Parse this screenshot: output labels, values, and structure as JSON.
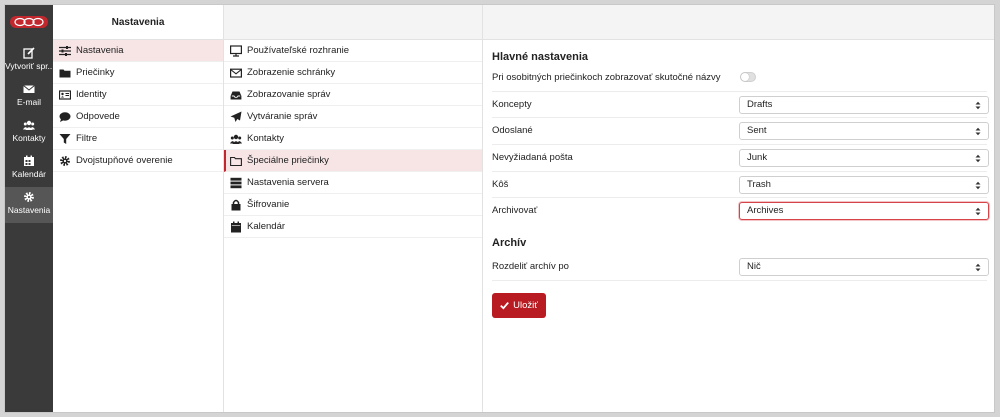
{
  "nav": {
    "items": [
      {
        "label": "Vytvoriť spr...",
        "icon": "compose-icon"
      },
      {
        "label": "E-mail",
        "icon": "envelope-icon"
      },
      {
        "label": "Kontakty",
        "icon": "users-icon"
      },
      {
        "label": "Kalendár",
        "icon": "calendar-icon"
      },
      {
        "label": "Nastavenia",
        "icon": "gear-icon"
      }
    ],
    "active": "Nastavenia"
  },
  "settings_menu": {
    "title": "Nastavenia",
    "items": [
      {
        "label": "Nastavenia",
        "icon": "sliders-icon"
      },
      {
        "label": "Priečinky",
        "icon": "folder-icon"
      },
      {
        "label": "Identity",
        "icon": "id-card-icon"
      },
      {
        "label": "Odpovede",
        "icon": "comment-icon"
      },
      {
        "label": "Filtre",
        "icon": "filter-icon"
      },
      {
        "label": "Dvojstupňové overenie",
        "icon": "gear-icon"
      }
    ],
    "selected": "Nastavenia"
  },
  "sections": {
    "items": [
      {
        "label": "Používateľské rozhranie",
        "icon": "monitor-icon"
      },
      {
        "label": "Zobrazenie schránky",
        "icon": "envelope-icon"
      },
      {
        "label": "Zobrazovanie správ",
        "icon": "inbox-icon"
      },
      {
        "label": "Vytváranie správ",
        "icon": "paper-plane-icon"
      },
      {
        "label": "Kontakty",
        "icon": "users-icon"
      },
      {
        "label": "Špeciálne priečinky",
        "icon": "folder-open-icon"
      },
      {
        "label": "Nastavenia servera",
        "icon": "server-icon"
      },
      {
        "label": "Šifrovanie",
        "icon": "lock-icon"
      },
      {
        "label": "Kalendár",
        "icon": "calendar-icon"
      }
    ],
    "selected": "Špeciálne priečinky"
  },
  "form": {
    "main_title": "Hlavné nastavenia",
    "toggle_label": "Pri osobitných priečinkoch zobrazovať skutočné názvy",
    "toggle_on": false,
    "rows": [
      {
        "label": "Koncepty",
        "value": "Drafts"
      },
      {
        "label": "Odoslané",
        "value": "Sent"
      },
      {
        "label": "Nevyžiadaná pošta",
        "value": "Junk"
      },
      {
        "label": "Kôš",
        "value": "Trash"
      },
      {
        "label": "Archivovať",
        "value": "Archives"
      }
    ],
    "archive_title": "Archív",
    "archive_row": {
      "label": "Rozdeliť archív po",
      "value": "Nič"
    },
    "save_label": "Uložiť"
  },
  "colors": {
    "accent": "#b81c22",
    "nav_bg": "#3a3a3a",
    "selected_bg": "#f7e5e6"
  }
}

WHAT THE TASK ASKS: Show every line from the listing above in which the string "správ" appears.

RESULT OF THE EXERCISE:
        "label": "Zobrazovanie správ",
        "label": "Vytváranie správ",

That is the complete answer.